• **Task description**: This exercise calls for every line of the data below with the string "icon" in it.

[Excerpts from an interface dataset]
_ _ _ _
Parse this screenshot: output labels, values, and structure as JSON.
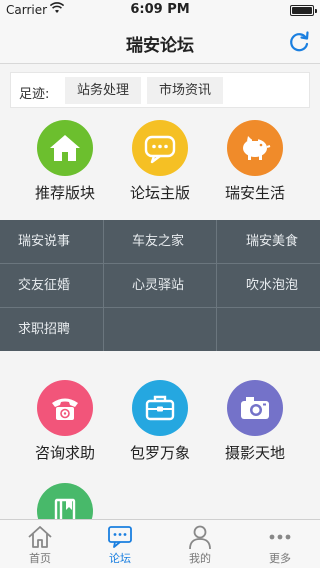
{
  "status_bar": {
    "carrier": "Carrier",
    "time": "6:09 PM"
  },
  "nav": {
    "title": "瑞安论坛"
  },
  "breadcrumb": {
    "label": "足迹:",
    "items": [
      "站务处理",
      "市场资讯"
    ]
  },
  "categories": [
    {
      "label": "推荐版块",
      "color": "#6cbf2e",
      "icon": "home-icon"
    },
    {
      "label": "论坛主版",
      "color": "#f5c024",
      "icon": "chat-bubble-icon"
    },
    {
      "label": "瑞安生活",
      "color": "#f08b2a",
      "icon": "piggy-bank-icon"
    },
    {
      "label": "咨询求助",
      "color": "#f2557a",
      "icon": "telephone-icon"
    },
    {
      "label": "包罗万象",
      "color": "#25a7e0",
      "icon": "briefcase-icon"
    },
    {
      "label": "摄影天地",
      "color": "#7472c9",
      "icon": "camera-icon"
    },
    {
      "label": "",
      "color": "#48b96a",
      "icon": "book-icon"
    }
  ],
  "submenu": {
    "rows": [
      [
        "瑞安说事",
        "车友之家",
        "瑞安美食"
      ],
      [
        "交友征婚",
        "心灵驿站",
        "吹水泡泡"
      ],
      [
        "求职招聘",
        "",
        ""
      ]
    ]
  },
  "tabs": [
    {
      "label": "首页",
      "icon": "home-outline-icon",
      "active": false
    },
    {
      "label": "论坛",
      "icon": "forum-bubble-icon",
      "active": true
    },
    {
      "label": "我的",
      "icon": "person-icon",
      "active": false
    },
    {
      "label": "更多",
      "icon": "more-dots-icon",
      "active": false
    }
  ],
  "colors": {
    "accent": "#1a7fe0",
    "submenu_bg": "#505b63"
  }
}
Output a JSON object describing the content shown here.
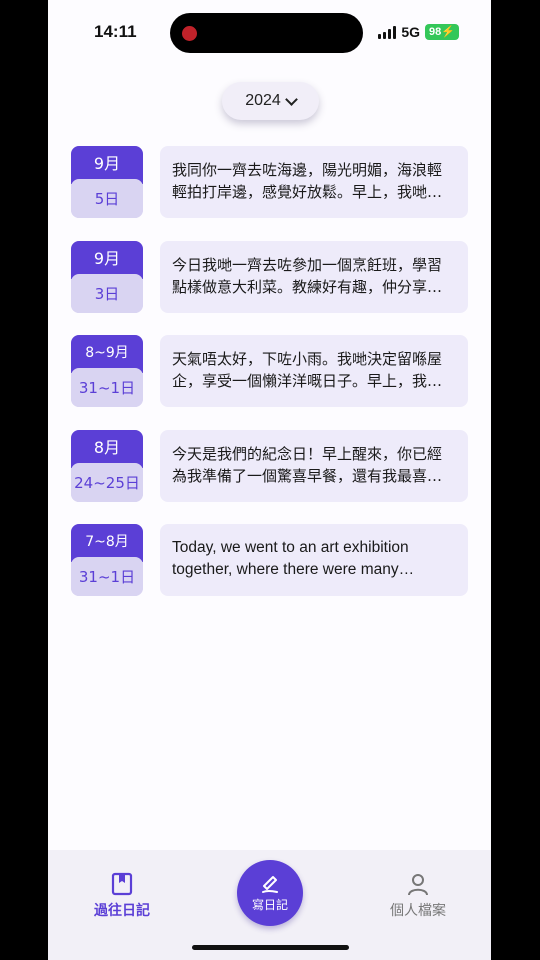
{
  "status_bar": {
    "time": "14:11",
    "network": "5G",
    "battery": "98"
  },
  "year_selector": {
    "label": "2024"
  },
  "entries": [
    {
      "month": "9月",
      "day": "5日",
      "text": "我同你一齊去咗海邊，陽光明媚，海浪輕輕拍打岸邊，感覺好放鬆。早上，我哋一齊沿住沙灘散步，執咗好多貝殼。"
    },
    {
      "month": "9月",
      "day": "3日",
      "text": "今日我哋一齊去咗參加一個烹飪班，學習點樣做意大利菜。教練好有趣，仲分享咗好多小秘訣。"
    },
    {
      "month": "8~9月",
      "day": "31~1日",
      "text": "天氣唔太好，下咗小雨。我哋決定留喺屋企，享受一個懶洋洋嘅日子。早上，我哋一齊睇咗套電影。"
    },
    {
      "month": "8月",
      "day": "24~25日",
      "text": "今天是我們的紀念日！早上醒來，你已經為我準備了一個驚喜早餐，還有我最喜歡的咖啡和鬆餅。"
    },
    {
      "month": "7~8月",
      "day": "31~1日",
      "text": "Today, we went to an art exhibition together, where there were many beautiful paintings and sculptures."
    }
  ],
  "nav": {
    "past_label": "過往日記",
    "write_label": "寫日記",
    "profile_label": "個人檔案"
  }
}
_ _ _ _
• **Solution to this exercise**:
      "icon": "home-icon"
      "icon": "chat-bubble-icon"
      "icon": "piggy-bank-icon"
      "icon": "telephone-icon"
      "icon": "briefcase-icon"
      "icon": "camera-icon"
      "icon": "book-icon"
      "icon": "home-outline-icon",
      "icon": "forum-bubble-icon",
      "icon": "person-icon",
      "icon": "more-dots-icon",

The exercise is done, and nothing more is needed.